Apple's iPhone is forcing a new wave of mobile device innovation, and validates the superiority of Unix-like systems on mobile devices over Windows, claimed Intel chief executive Paul Otellini.
"Virtually every computer and handset manufacturer on the planet is struggling to figure out how to compete with Apple," Otellini said at the Morgan Stanley Technology Conference in San Francisco.
Apple's forthcoming iPhone offers far more features than competing mobile phones, and Otellini believes that handset manufacturers will have to switch to more powerful yet energy-efficient processors to compete.
Intel is developing an ultra low power micro-architecture with integrated graphics that will be able to power mobile devices with mere milliwatts of power. The first version of the chip is slated for release later this year.
The chip features the same architecture as existing server and desktop systems, and will be able to run all existing applications and services.
"If we get power and price down to the right point, I think it is a killer silicon compilation to these kinds of devices," said Otellini.
Intel spun off its mobile phone chip business last year to the Marvell Technology Group. It has been suggested that Apple's iPhone will run a Marvell Xscale processor.
Apple has not disclosed the hardware specifications of the iPhone, but has said that it will be running a special version of the OS X operating system that powers Mac systems.
Otellini touted ultra-mobile handsets as one of the most promising markets for Linux and other Unix derivatives such as OS X.

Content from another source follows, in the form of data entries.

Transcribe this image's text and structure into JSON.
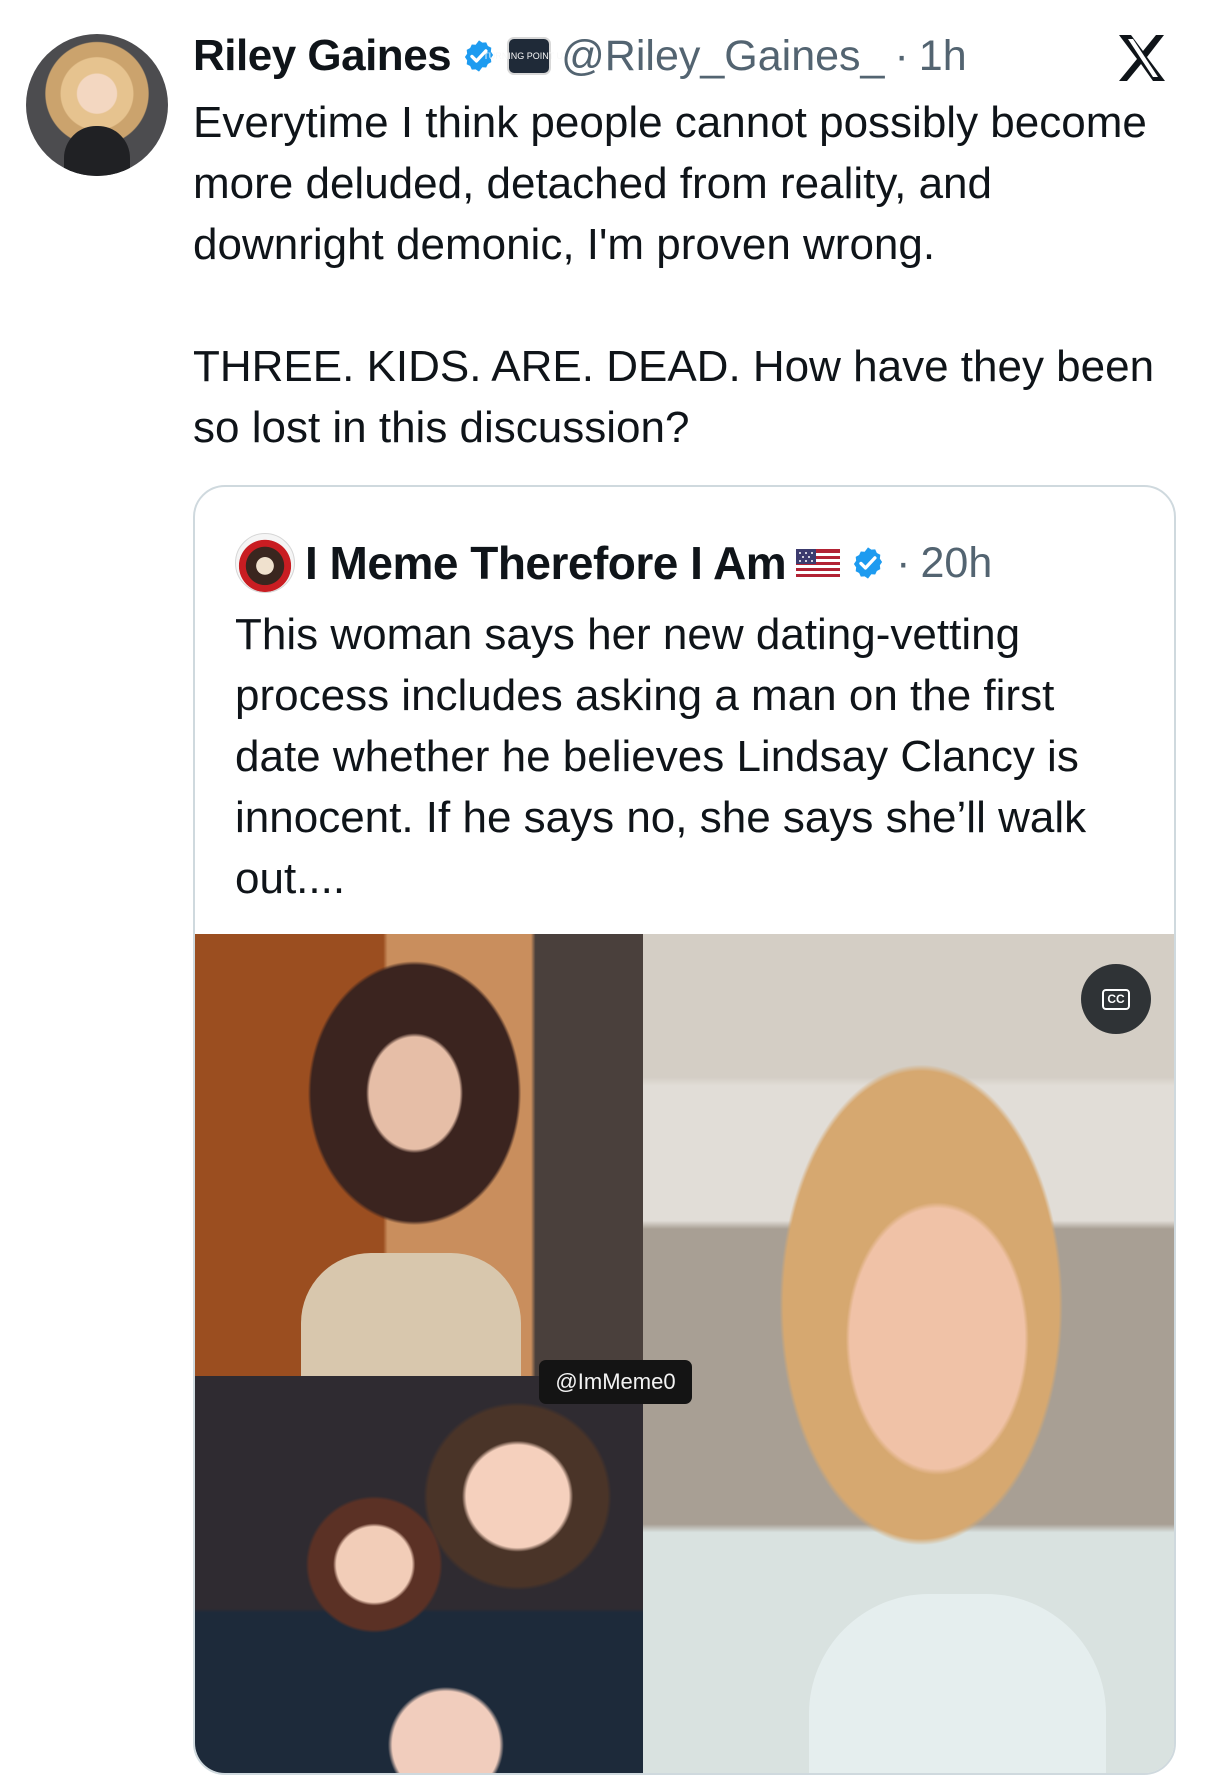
{
  "tweet": {
    "author": {
      "name": "Riley Gaines",
      "handle": "@Riley_Gaines_",
      "time": "1h",
      "affiliate_badge": "TURNING POINT USA"
    },
    "text": "Everytime I think people cannot possibly become more deluded, detached from reality, and downright demonic, I'm proven wrong.\n\nTHREE. KIDS. ARE. DEAD. How have they been so lost in this discussion?",
    "platform_logo": "X"
  },
  "quote": {
    "author": {
      "name": "I Meme Therefore I Am",
      "time": "20h"
    },
    "text": "This woman says her new dating-vetting process includes asking a man on the first date whether he believes Lindsay Clancy is innocent. If he says no, she says she’ll walk out....",
    "media": {
      "watermark": "@ImMeme0",
      "caption_button": "CC"
    }
  },
  "icons": {
    "verified": "verified-badge-icon",
    "platform": "x-logo-icon",
    "flag": "us-flag-icon",
    "captions": "closed-captions-icon"
  },
  "colors": {
    "text": "#0f1419",
    "secondary": "#536471",
    "verified": "#1d9bf0",
    "border": "#cfd9de"
  }
}
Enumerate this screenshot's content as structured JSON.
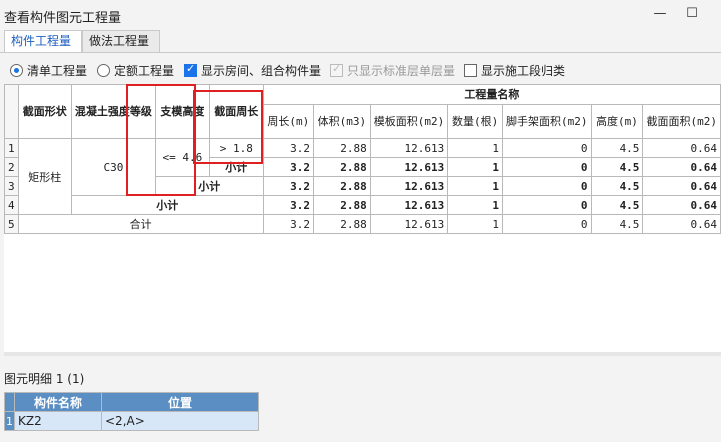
{
  "window": {
    "title": "查看构件图元工程量",
    "minimize_glyph": "—",
    "maximize_glyph": "☐",
    "close_glyph": "✕"
  },
  "tabs": [
    {
      "label": "构件工程量",
      "active": true
    },
    {
      "label": "做法工程量",
      "active": false
    }
  ],
  "options": {
    "radio_list": "清单工程量",
    "radio_quota": "定额工程量",
    "chk_show_room": "显示房间、组合构件量",
    "chk_only_std": "只显示标准层单层量",
    "chk_construction": "显示施工段归类"
  },
  "grid": {
    "headers": {
      "shape": "截面形状",
      "concrete": "混凝土强度等级",
      "support": "支模高度",
      "perimeter_group": "截面周长",
      "quantity_group": "工程量名称",
      "cols": [
        "周长(m)",
        "体积(m3)",
        "模板面积(m2)",
        "数量(根)",
        "脚手架面积(m2)",
        "高度(m)",
        "截面面积(m2)"
      ]
    },
    "row_numbers": [
      "1",
      "2",
      "3",
      "4",
      "5"
    ],
    "shape_value": "矩形柱",
    "concrete_value": "C30",
    "support_value": "<= 4.6",
    "perimeter_value": "> 1.8",
    "subtotal": "小计",
    "total": "合计",
    "rows": [
      [
        "3.2",
        "2.88",
        "12.613",
        "1",
        "0",
        "4.5",
        "0.64"
      ],
      [
        "3.2",
        "2.88",
        "12.613",
        "1",
        "0",
        "4.5",
        "0.64"
      ],
      [
        "3.2",
        "2.88",
        "12.613",
        "1",
        "0",
        "4.5",
        "0.64"
      ],
      [
        "3.2",
        "2.88",
        "12.613",
        "1",
        "0",
        "4.5",
        "0.64"
      ],
      [
        "3.2",
        "2.88",
        "12.613",
        "1",
        "0",
        "4.5",
        "0.64"
      ]
    ]
  },
  "detail": {
    "title": "图元明细",
    "count": "1 (1)",
    "headers": [
      "构件名称",
      "位置"
    ],
    "row_number": "1",
    "rows": [
      [
        "KZ2",
        "<2,A>"
      ]
    ]
  },
  "colors": {
    "accent": "#1a73e8",
    "highlight": "#e02020",
    "detail_header": "#5b8fc4"
  }
}
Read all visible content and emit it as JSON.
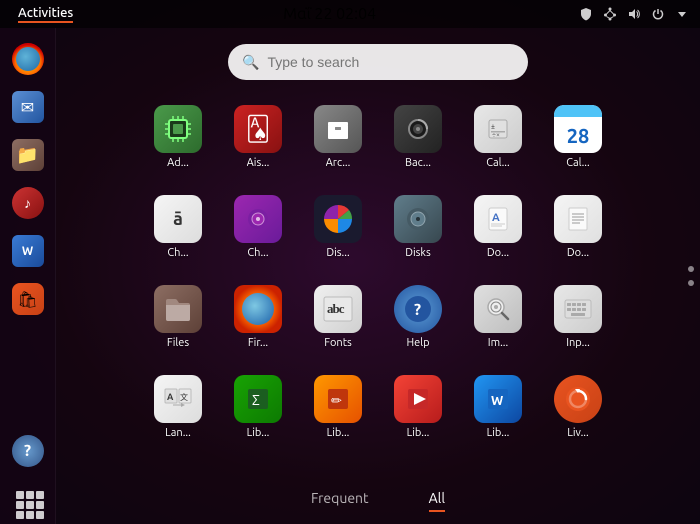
{
  "topbar": {
    "activities_label": "Activities",
    "datetime": "Μαΐ 22  02:04",
    "icons": [
      "shield",
      "network",
      "volume",
      "power",
      "settings"
    ]
  },
  "search": {
    "placeholder": "Type to search"
  },
  "apps": [
    {
      "id": "ad",
      "label": "Ad...",
      "icon": "cpu",
      "icon_char": "⬛"
    },
    {
      "id": "ais",
      "label": "Ais...",
      "icon": "aisleriot",
      "icon_char": "🂡"
    },
    {
      "id": "arc",
      "label": "Arc...",
      "icon": "archive",
      "icon_char": "📦"
    },
    {
      "id": "bac",
      "label": "Bac...",
      "icon": "backup",
      "icon_char": "⏺"
    },
    {
      "id": "cal1",
      "label": "Cal...",
      "icon": "calc",
      "icon_char": "±"
    },
    {
      "id": "cal2",
      "label": "Cal...",
      "icon": "calendar",
      "icon_char": "28"
    },
    {
      "id": "ch1",
      "label": "Ch...",
      "icon": "charmap",
      "icon_char": "ā"
    },
    {
      "id": "ch2",
      "label": "Ch...",
      "icon": "cheese",
      "icon_char": "◎"
    },
    {
      "id": "dis1",
      "label": "Dis...",
      "icon": "disks-usage",
      "icon_char": "◕"
    },
    {
      "id": "disks",
      "label": "Disks",
      "icon": "disks",
      "icon_char": "💿"
    },
    {
      "id": "do1",
      "label": "Do...",
      "icon": "docs",
      "icon_char": "A"
    },
    {
      "id": "do2",
      "label": "Do...",
      "icon": "docviewer",
      "icon_char": "📄"
    },
    {
      "id": "files",
      "label": "Files",
      "icon": "files",
      "icon_char": "📁"
    },
    {
      "id": "fir",
      "label": "Fir...",
      "icon": "firefox",
      "icon_char": "🦊"
    },
    {
      "id": "fonts",
      "label": "Fonts",
      "icon": "fonts",
      "icon_char": "abc"
    },
    {
      "id": "help",
      "label": "Help",
      "icon": "help",
      "icon_char": "?"
    },
    {
      "id": "im",
      "label": "Im...",
      "icon": "imgviewer",
      "icon_char": "🔍"
    },
    {
      "id": "inp",
      "label": "Inp...",
      "icon": "input",
      "icon_char": "⌨"
    },
    {
      "id": "lan",
      "label": "Lan...",
      "icon": "lang",
      "icon_char": "A文"
    },
    {
      "id": "lib1",
      "label": "Lib...",
      "icon": "libreoffice",
      "icon_char": "Σ"
    },
    {
      "id": "lib2",
      "label": "Lib...",
      "icon": "libdraw",
      "icon_char": "✏"
    },
    {
      "id": "lib3",
      "label": "Lib...",
      "icon": "libimpress",
      "icon_char": "▶"
    },
    {
      "id": "lib4",
      "label": "Lib...",
      "icon": "libwriter",
      "icon_char": "W"
    },
    {
      "id": "liv",
      "label": "Liv...",
      "icon": "livepatch",
      "icon_char": "↺"
    }
  ],
  "tabs": [
    {
      "id": "frequent",
      "label": "Frequent",
      "active": false
    },
    {
      "id": "all",
      "label": "All",
      "active": true
    }
  ],
  "dock": {
    "items": [
      {
        "id": "firefox",
        "label": "Firefox"
      },
      {
        "id": "mail",
        "label": "Mail"
      },
      {
        "id": "files",
        "label": "Files"
      },
      {
        "id": "rhythmbox",
        "label": "Rhythmbox"
      },
      {
        "id": "writer",
        "label": "Writer"
      },
      {
        "id": "appstore",
        "label": "App Store"
      },
      {
        "id": "help",
        "label": "Help"
      },
      {
        "id": "apps",
        "label": "All Apps"
      }
    ]
  },
  "colors": {
    "accent": "#e95420",
    "topbar_bg": "rgba(0,0,0,0.6)",
    "dock_bg": "rgba(20,5,20,0.85)"
  }
}
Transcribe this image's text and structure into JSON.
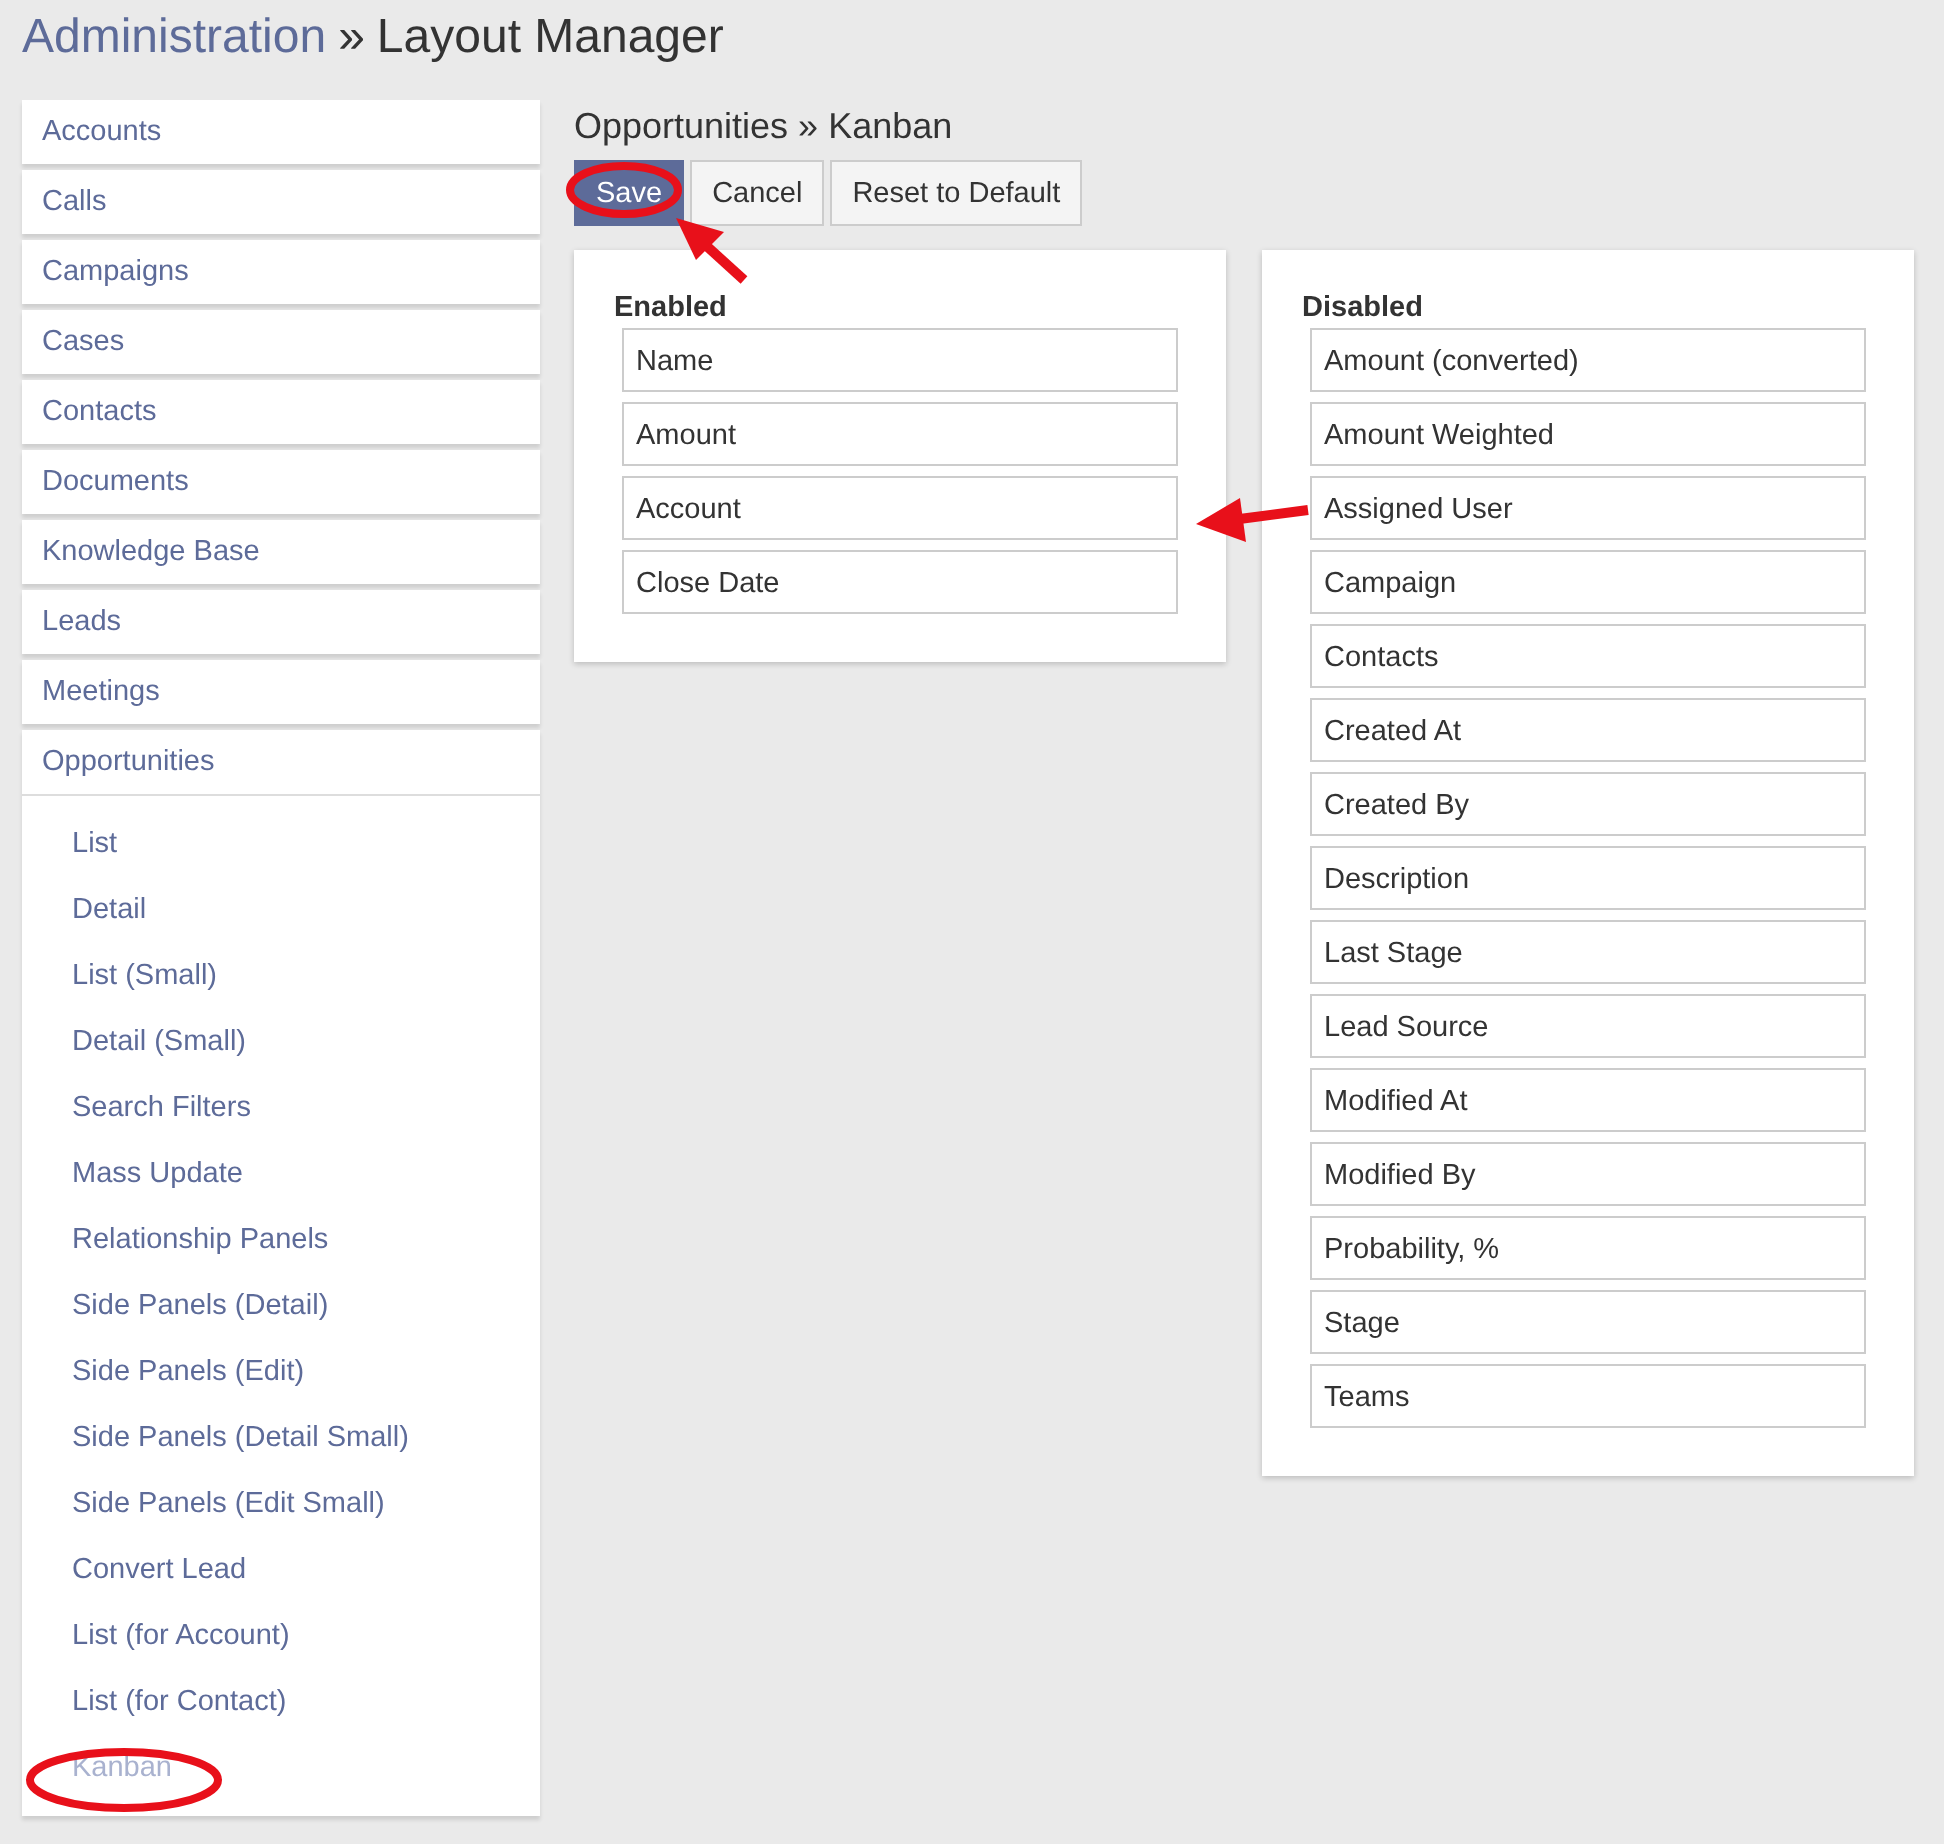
{
  "page_title": {
    "section": "Administration",
    "separator": "»",
    "page": "Layout Manager"
  },
  "sidebar": {
    "items": [
      {
        "label": "Accounts",
        "expanded": false
      },
      {
        "label": "Calls",
        "expanded": false
      },
      {
        "label": "Campaigns",
        "expanded": false
      },
      {
        "label": "Cases",
        "expanded": false
      },
      {
        "label": "Contacts",
        "expanded": false
      },
      {
        "label": "Documents",
        "expanded": false
      },
      {
        "label": "Knowledge Base",
        "expanded": false
      },
      {
        "label": "Leads",
        "expanded": false
      },
      {
        "label": "Meetings",
        "expanded": false
      },
      {
        "label": "Opportunities",
        "expanded": true,
        "children": [
          {
            "label": "List",
            "selected": false
          },
          {
            "label": "Detail",
            "selected": false
          },
          {
            "label": "List (Small)",
            "selected": false
          },
          {
            "label": "Detail (Small)",
            "selected": false
          },
          {
            "label": "Search Filters",
            "selected": false
          },
          {
            "label": "Mass Update",
            "selected": false
          },
          {
            "label": "Relationship Panels",
            "selected": false
          },
          {
            "label": "Side Panels (Detail)",
            "selected": false
          },
          {
            "label": "Side Panels (Edit)",
            "selected": false
          },
          {
            "label": "Side Panels (Detail Small)",
            "selected": false
          },
          {
            "label": "Side Panels (Edit Small)",
            "selected": false
          },
          {
            "label": "Convert Lead",
            "selected": false
          },
          {
            "label": "List (for Account)",
            "selected": false
          },
          {
            "label": "List (for Contact)",
            "selected": false
          },
          {
            "label": "Kanban",
            "selected": true
          }
        ]
      }
    ]
  },
  "heading": "Opportunities » Kanban",
  "buttons": [
    {
      "label": "Save",
      "kind": "primary"
    },
    {
      "label": "Cancel",
      "kind": "default"
    },
    {
      "label": "Reset to Default",
      "kind": "default"
    }
  ],
  "enabled": {
    "title": "Enabled",
    "fields": [
      "Name",
      "Amount",
      "Account",
      "Close Date"
    ]
  },
  "disabled": {
    "title": "Disabled",
    "fields": [
      "Amount (converted)",
      "Amount Weighted",
      "Assigned User",
      "Campaign",
      "Contacts",
      "Created At",
      "Created By",
      "Description",
      "Last Stage",
      "Lead Source",
      "Modified At",
      "Modified By",
      "Probability, %",
      "Stage",
      "Teams"
    ]
  }
}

Microsoft has been unable to meet Intel's requests to create a Windows version that performs well in the mobile space, he claimed.
"Where I see Linux as an opportunity is in ultra-mobile handsets. These things are much more inclined to be a Linux or a Unix derivative kind of product like OS X," said Otellini.
"The power performance footprint in terms of the kernel for Linux for ultra-mobile is quite good as opposed to the footprint for Vista.
"You can get Windows CE in there, but you sure can't get Windows Vista in there as a small kernel version, which we are nudging [Microsoft] to do. We would like to see Microsoft do a much more power-optimised, form factor-optimised kernel."
Windows CE comes in a smaller version for use in embedded devices such as set-top boxes. Microsoft has also developed a special version of the software for mobile phones marketed as Windows Mobile.
But Windows CE fails to meet the feature demands of so-called ultra-mobile PCs, offering full PC functionality as well as all day battery life.
Microsoft and Intel unveiled a first version of such an ultra mobile PC last year codenamed Origami. Although it generated much initial hype, the device was considered a poorly engineered first version.
Intel chief sings praises of iPhone
By Tom Sanders on Mar 7, 2007 8:27AM